However, it was interesting to read the comments on cross linking between sites. Shashi commented on this, and took a traditionalist Google view that you need to evaluate this from the point of view of the quality of the user experience. Here is what he had to say:
Before you begin cross-linking sites, consider the user’s perspective and whether the crosslinks provide value. If the sites are related in business — e.g., an auto manual site linking to an auto parts retail site, then it could make sense — the links are organic and useful. Cross-linking between dozens or hundreds of sites, however, probably doesn’t provide value, and I would not recommend it.
The implication is clear, that linking between unrelated sites, even if you own them both, is not something that Google would recommend. Would this lower your rankings? Shashi did not comment on that issue, and nor would I expect him to. Practically speaking, I think it would be hard for Google to place a negative weight on such a factor.
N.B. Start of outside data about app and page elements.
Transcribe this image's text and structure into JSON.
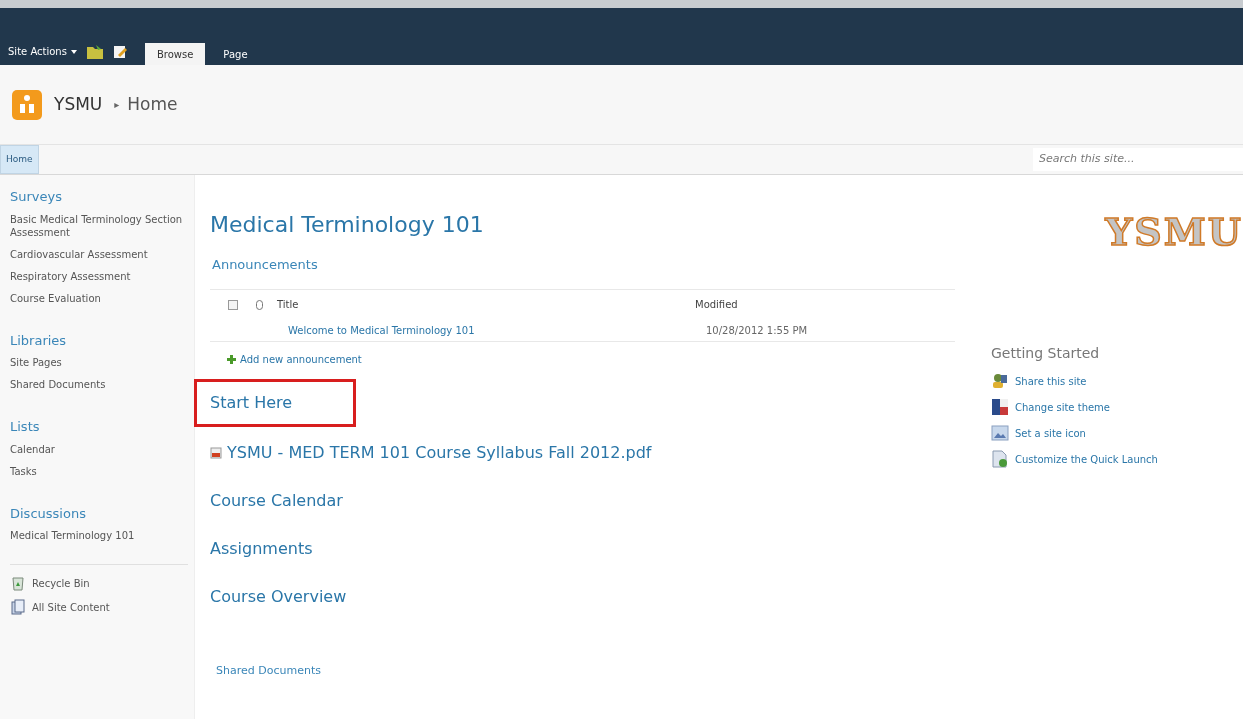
{
  "ribbon": {
    "site_actions": "Site Actions",
    "tabs": [
      {
        "label": "Browse",
        "selected": true
      },
      {
        "label": "Page",
        "selected": false
      }
    ]
  },
  "breadcrumb": {
    "site": "YSMU",
    "separator": "▸",
    "page": "Home"
  },
  "top_nav": {
    "tabs": [
      {
        "label": "Home",
        "selected": true
      }
    ],
    "search": {
      "placeholder": "Search this site..."
    }
  },
  "quick_launch": {
    "sections": [
      {
        "heading": "Surveys",
        "items": [
          "Basic Medical Terminology Section Assessment",
          "Cardiovascular Assessment",
          "Respiratory Assessment",
          "Course Evaluation"
        ]
      },
      {
        "heading": "Libraries",
        "items": [
          "Site Pages",
          "Shared Documents"
        ]
      },
      {
        "heading": "Lists",
        "items": [
          "Calendar",
          "Tasks"
        ]
      },
      {
        "heading": "Discussions",
        "items": [
          "Medical Terminology 101"
        ]
      }
    ],
    "footer": [
      {
        "kind": "recycle",
        "label": "Recycle Bin"
      },
      {
        "kind": "content",
        "label": "All Site Content"
      }
    ]
  },
  "main": {
    "title": "Medical Terminology 101",
    "announcements": {
      "heading": "Announcements",
      "columns": [
        "Title",
        "Modified"
      ],
      "rows": [
        {
          "title": "Welcome to Medical Terminology 101",
          "modified": "10/28/2012 1:55 PM",
          "checked": false
        }
      ],
      "add_link": "Add new announcement"
    },
    "links": [
      {
        "kind": "heading",
        "label": "Start Here",
        "highlighted": true
      },
      {
        "kind": "document",
        "label": "YSMU - MED TERM 101 Course Syllabus Fall 2012.pdf",
        "highlighted": false
      },
      {
        "kind": "heading",
        "label": "Course Calendar",
        "highlighted": false
      },
      {
        "kind": "heading",
        "label": "Assignments",
        "highlighted": false
      },
      {
        "kind": "heading",
        "label": "Course Overview",
        "highlighted": false
      }
    ],
    "shared_documents": "Shared Documents"
  },
  "right": {
    "logo": "YSMU",
    "getting_started": {
      "heading": "Getting Started",
      "items": [
        {
          "kind": "share",
          "label": "Share this site"
        },
        {
          "kind": "theme",
          "label": "Change site theme"
        },
        {
          "kind": "icon",
          "label": "Set a site icon"
        },
        {
          "kind": "launch",
          "label": "Customize the Quick Launch"
        }
      ]
    }
  }
}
However, I would still pay heed to this advice. Creating a quality user experience can only help you in the long run. It’s also really useful to understand the inner motivations and thoughts that drive the Google engineering mind. A quality end user experience is king. Whether or not Google has figured out how to measure that today, directly of indirectly, is not the only issue webmasters should be thinking about. Understanding where they want to go with valuing web sites in the long term is at least as important.